• _Task requirements_
For this exercise, write out every entry exactly and leave the pictures out.

[Data records for software interfaces]

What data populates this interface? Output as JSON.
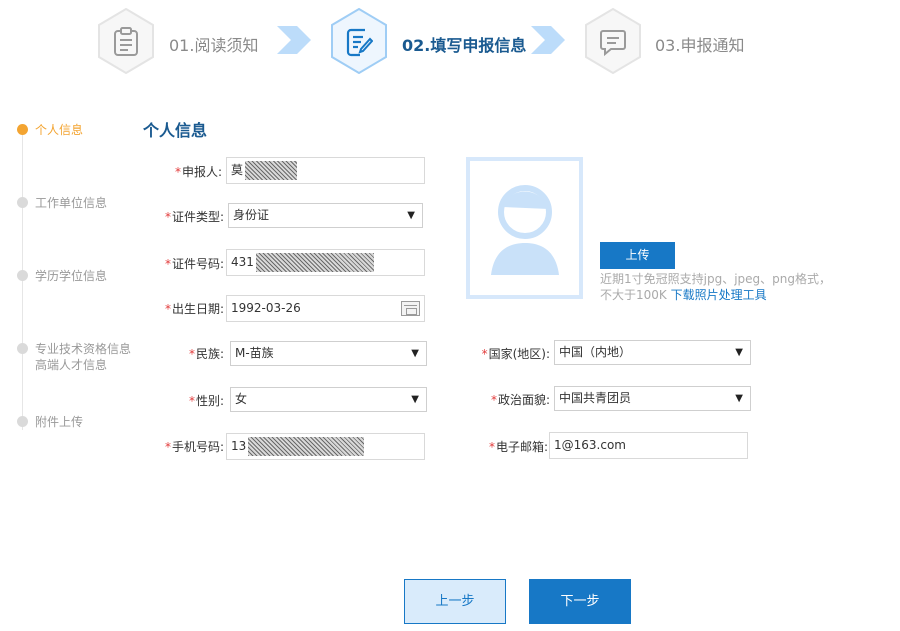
{
  "steps": [
    {
      "label": "01.阅读须知",
      "state": "done",
      "icon": "clipboard-icon"
    },
    {
      "label": "02.填写申报信息",
      "state": "active",
      "icon": "edit-document-icon"
    },
    {
      "label": "03.申报通知",
      "state": "pending",
      "icon": "message-icon"
    }
  ],
  "sidebar": {
    "items": [
      {
        "label": "个人信息",
        "active": true
      },
      {
        "label": "工作单位信息",
        "active": false
      },
      {
        "label": "学历学位信息",
        "active": false
      },
      {
        "label": "专业技术资格信息",
        "label2": "高端人才信息",
        "active": false
      },
      {
        "label": "附件上传",
        "active": false
      }
    ]
  },
  "form": {
    "title": "个人信息",
    "required_mark": "*",
    "applicant": {
      "label": "申报人:",
      "value": "莫"
    },
    "id_type": {
      "label": "证件类型:",
      "value": "身份证"
    },
    "id_number": {
      "label": "证件号码:",
      "value": "431"
    },
    "birth_date": {
      "label": "出生日期:",
      "value": "1992-03-26"
    },
    "ethnicity": {
      "label": "民族:",
      "value": "M-苗族"
    },
    "country": {
      "label": "国家(地区):",
      "value": "中国（内地）"
    },
    "gender": {
      "label": "性别:",
      "value": "女"
    },
    "political": {
      "label": "政治面貌:",
      "value": "中国共青团员"
    },
    "phone": {
      "label": "手机号码:",
      "value": "13"
    },
    "email": {
      "label": "电子邮箱:",
      "value": "1@163.com"
    },
    "dropdown_arrow": "▼"
  },
  "photo": {
    "upload_label": "上传",
    "hint_line1": "近期1寸免冠照支持jpg、jpeg、png格式，",
    "hint_line2": "不大于100K",
    "tool_link": "下载照片处理工具"
  },
  "buttons": {
    "prev": "上一步",
    "next": "下一步"
  },
  "colors": {
    "primary": "#1778c6",
    "active_title": "#1a5a90",
    "sidebar_active": "#f3a431",
    "required": "#e23b3b"
  }
}
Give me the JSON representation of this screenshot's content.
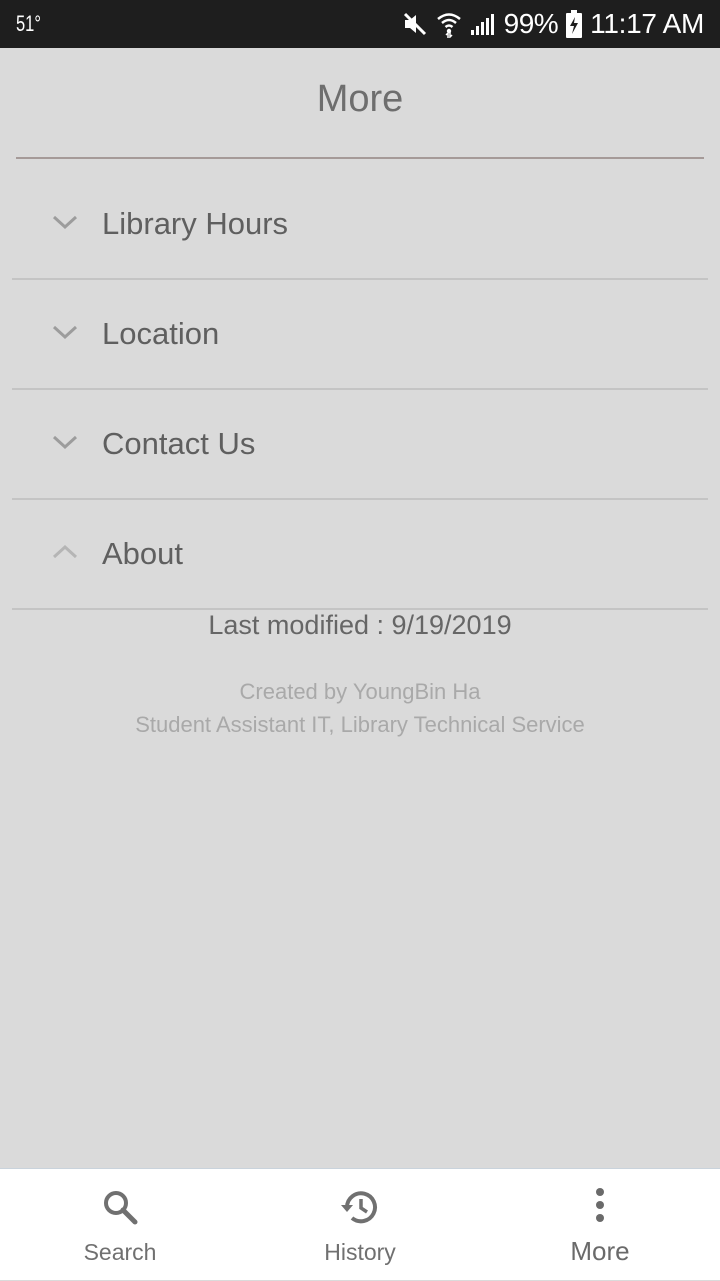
{
  "status_bar": {
    "temperature": "51°",
    "battery_percent": "99%",
    "time": "11:17 AM",
    "icons": [
      "mute-icon",
      "wifi-icon",
      "signal-icon",
      "battery-charging-icon"
    ]
  },
  "header": {
    "title": "More"
  },
  "accordion": {
    "items": [
      {
        "label": "Library Hours",
        "expanded": false,
        "icon": "chevron-down-icon"
      },
      {
        "label": "Location",
        "expanded": false,
        "icon": "chevron-down-icon"
      },
      {
        "label": "Contact Us",
        "expanded": false,
        "icon": "chevron-down-icon"
      },
      {
        "label": "About",
        "expanded": true,
        "icon": "chevron-up-icon"
      }
    ]
  },
  "about": {
    "last_modified": "Last modified : 9/19/2019",
    "created_by": "Created by YoungBin Ha",
    "role": "Student Assistant IT, Library Technical Service"
  },
  "bottom_nav": {
    "items": [
      {
        "label": "Search",
        "icon": "search-icon",
        "active": false
      },
      {
        "label": "History",
        "icon": "history-icon",
        "active": false
      },
      {
        "label": "More",
        "icon": "more-vertical-icon",
        "active": true
      }
    ]
  },
  "colors": {
    "background": "#dadada",
    "status_bar": "#1e1e1e",
    "divider_accent": "#a59a98",
    "text_primary": "#5f5f5f",
    "text_muted": "#a9a9a9",
    "nav_background": "#ffffff"
  }
}
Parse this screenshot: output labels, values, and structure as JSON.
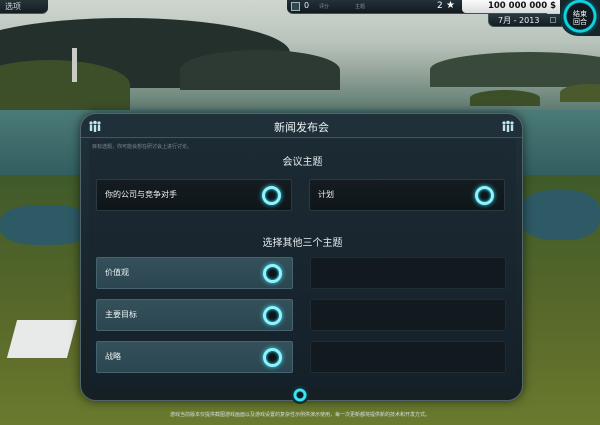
{
  "top_left_button": "选项",
  "hud": {
    "count": "0",
    "label_a": "评分",
    "label_b": "主题",
    "rank": "2",
    "star_icon": "star-icon",
    "money": "100 000 000 $",
    "date": "7月 - 2013"
  },
  "end_button": "结束\n回合",
  "dialog": {
    "title": "新闻发布会",
    "hint": "目标选题，你可能会想在研讨会上进行讨论。",
    "section1_title": "会议主题",
    "topic_slots": [
      {
        "label": "你的公司与竞争对手"
      },
      {
        "label": "计划"
      }
    ],
    "section2_title": "选择其他三个主题",
    "other_slots": [
      {
        "label": "价值观"
      },
      {
        "label": "主要目标"
      },
      {
        "label": "战略"
      }
    ]
  },
  "footer": "游戏当前版本仅提供截图游戏画面以及游戏设置的复杂性示例供演示使用，每一次更新都将提供新的技术和开发方式。",
  "colors": {
    "accent": "#37e3f5",
    "panel": "#1f2e38",
    "money_bg": "#f2f2f2"
  }
}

• _Answer to this task_
What data populates this interface? Output as JSON.
{
  "steps": [
    {
      "label": "01.阅读须知",
      "state": "done",
      "icon": "clipboard-icon"
    },
    {
      "label": "02.填写申报信息",
      "state": "active",
      "icon": "edit-document-icon"
    },
    {
      "label": "03.申报通知",
      "state": "pending",
      "icon": "message-icon"
    }
  ],
  "sidebar": {
    "items": [
      {
        "label": "个人信息",
        "active": true
      },
      {
        "label": "工作单位信息",
        "active": false
      },
      {
        "label": "学历学位信息",
        "active": false
      },
      {
        "label": "专业技术资格信息",
        "label2": "高端人才信息",
        "active": false
      },
      {
        "label": "附件上传",
        "active": false
      }
    ]
  },
  "form": {
    "title": "个人信息",
    "required_mark": "*",
    "applicant": {
      "label": "申报人:",
      "value": "莫"
    },
    "id_type": {
      "label": "证件类型:",
      "value": "身份证"
    },
    "id_number": {
      "label": "证件号码:",
      "value": "431"
    },
    "birth_date": {
      "label": "出生日期:",
      "value": "1992-03-26"
    },
    "ethnicity": {
      "label": "民族:",
      "value": "M-苗族"
    },
    "country": {
      "label": "国家(地区):",
      "value": "中国（内地）"
    },
    "gender": {
      "label": "性别:",
      "value": "女"
    },
    "political": {
      "label": "政治面貌:",
      "value": "中国共青团员"
    },
    "phone": {
      "label": "手机号码:",
      "value": "13"
    },
    "email": {
      "label": "电子邮箱:",
      "value": "1@163.com"
    },
    "dropdown_arrow": "▼"
  },
  "photo": {
    "upload_label": "上传",
    "hint_line1": "近期1寸免冠照支持jpg、jpeg、png格式，",
    "hint_line2": "不大于100K",
    "tool_link": "下载照片处理工具"
  },
  "buttons": {
    "prev": "上一步",
    "next": "下一步"
  },
  "colors": {
    "primary": "#1778c6",
    "active_title": "#1a5a90",
    "sidebar_active": "#f3a431",
    "required": "#e23b3b"
  }
}
Give me the JSON representation of this screenshot's content.
{
  "status_bar": {
    "temperature": "51°",
    "battery_percent": "99%",
    "time": "11:17 AM",
    "icons": [
      "mute-icon",
      "wifi-icon",
      "signal-icon",
      "battery-charging-icon"
    ]
  },
  "header": {
    "title": "More"
  },
  "accordion": {
    "items": [
      {
        "label": "Library Hours",
        "expanded": false,
        "icon": "chevron-down-icon"
      },
      {
        "label": "Location",
        "expanded": false,
        "icon": "chevron-down-icon"
      },
      {
        "label": "Contact Us",
        "expanded": false,
        "icon": "chevron-down-icon"
      },
      {
        "label": "About",
        "expanded": true,
        "icon": "chevron-up-icon"
      }
    ]
  },
  "about": {
    "last_modified": "Last modified : 9/19/2019",
    "created_by": "Created by YoungBin Ha",
    "role": "Student Assistant IT, Library Technical Service"
  },
  "bottom_nav": {
    "items": [
      {
        "label": "Search",
        "icon": "search-icon",
        "active": false
      },
      {
        "label": "History",
        "icon": "history-icon",
        "active": false
      },
      {
        "label": "More",
        "icon": "more-vertical-icon",
        "active": true
      }
    ]
  },
  "colors": {
    "background": "#dadada",
    "status_bar": "#1e1e1e",
    "divider_accent": "#a59a98",
    "text_primary": "#5f5f5f",
    "text_muted": "#a9a9a9",
    "nav_background": "#ffffff"
  }
}
Parse this screenshot: output labels, values, and structure as JSON.
{
  "top_left_button": "选项",
  "hud": {
    "count": "0",
    "label_a": "评分",
    "label_b": "主题",
    "rank": "2",
    "star_icon": "star-icon",
    "money": "100 000 000 $",
    "date": "7月 - 2013"
  },
  "end_button": "结束\n回合",
  "dialog": {
    "title": "新闻发布会",
    "hint": "目标选题，你可能会想在研讨会上进行讨论。",
    "section1_title": "会议主题",
    "topic_slots": [
      {
        "label": "你的公司与竞争对手"
      },
      {
        "label": "计划"
      }
    ],
    "section2_title": "选择其他三个主题",
    "other_slots": [
      {
        "label": "价值观"
      },
      {
        "label": "主要目标"
      },
      {
        "label": "战略"
      }
    ]
  },
  "footer": "游戏当前版本仅提供截图游戏画面以及游戏设置的复杂性示例供演示使用，每一次更新都将提供新的技术和开发方式。",
  "colors": {
    "accent": "#37e3f5",
    "panel": "#1f2e38",
    "money_bg": "#f2f2f2"
  }
}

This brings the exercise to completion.